I am finally sitting down to add some copy to these photos; and it's not 2 in the morning. Yay!
Week five's compositional idea is a repeating shape and in this case it is the rectangle- or square. My sketch is there at the bottom, and very linear, but it is only a starting place.
The orange painting was the first - shape after shape after shape. In the blue piece I started with black shapes, obliterated them, built new shapes and did the same; about the time it became too busy with tedious little shapes I would cover it and build it up again.
Last week I talked about trying to stay process focused, and actively working with the right side of the brain. That would be the part considered most visual and certainly the most perceptual and intuitive. Non-artists think that this is where artists live - I wish. Art is not magic. In reality, creating art takes concerted effort, technical knowledge and some idea about putting it together; things that the left side of the brain is better at. But there are times when art seems like magic. This could be either, when it is flowing so well you can't believe it or so not-working, you think you've lost it. So we swing between the two poles that are moments, sometimes even minutes, when the music takes you away and paint flows for pure pleasure and that sudden blip in the creative flow that can stop you cold and grip you with fear.

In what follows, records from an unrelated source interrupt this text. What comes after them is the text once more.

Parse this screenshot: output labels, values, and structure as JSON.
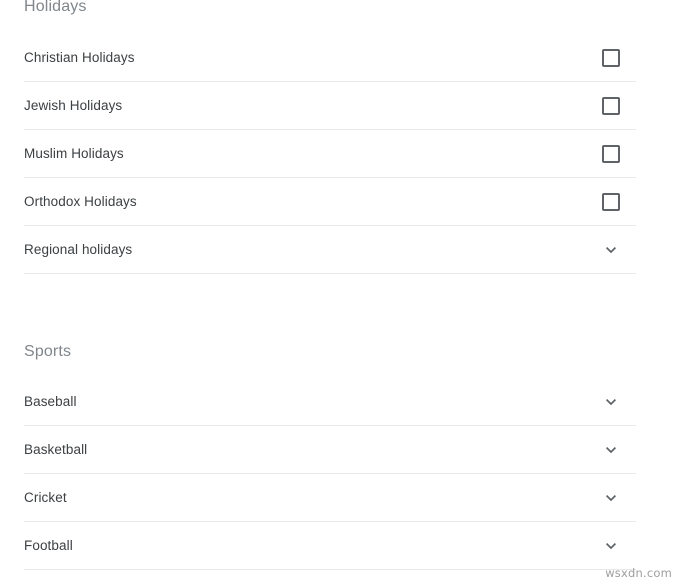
{
  "sections": [
    {
      "id": "holidays",
      "title": "Holidays",
      "rows": [
        {
          "label": "Christian Holidays",
          "control": "checkbox",
          "checked": false
        },
        {
          "label": "Jewish Holidays",
          "control": "checkbox",
          "checked": false
        },
        {
          "label": "Muslim Holidays",
          "control": "checkbox",
          "checked": false
        },
        {
          "label": "Orthodox Holidays",
          "control": "checkbox",
          "checked": false
        },
        {
          "label": "Regional holidays",
          "control": "chevron-down-icon"
        }
      ]
    },
    {
      "id": "sports",
      "title": "Sports",
      "rows": [
        {
          "label": "Baseball",
          "control": "chevron-down-icon"
        },
        {
          "label": "Basketball",
          "control": "chevron-down-icon"
        },
        {
          "label": "Cricket",
          "control": "chevron-down-icon"
        },
        {
          "label": "Football",
          "control": "chevron-down-icon"
        }
      ]
    }
  ],
  "watermark": "wsxdn.com",
  "colors": {
    "background": "#ffffff",
    "section_title": "#80868b",
    "row_label": "#3c4043",
    "divider": "#e8eaed",
    "checkbox_border": "#5f6368",
    "chevron": "#5f6368",
    "watermark": "#9e9e9e"
  }
}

In class we have gotten in touch with some things I need to mention: -first, making non-representational art is hard - harder than it appears to the novice. Any of us who ever said or suggested that a "5 year old could do that"- will never say that again.
There is also an idea that doing abstract art will loosen you up (artistically). "HA!" That ain't happenin'. During class one can almost hear the sound of brain activity, deep concentration and under the breath muttering- "this is hard; this is so hard."
The pieces shown here belong to:
1. Gina Quintana, at the top
2. Josie Perea, below
Click on the image to view it larger.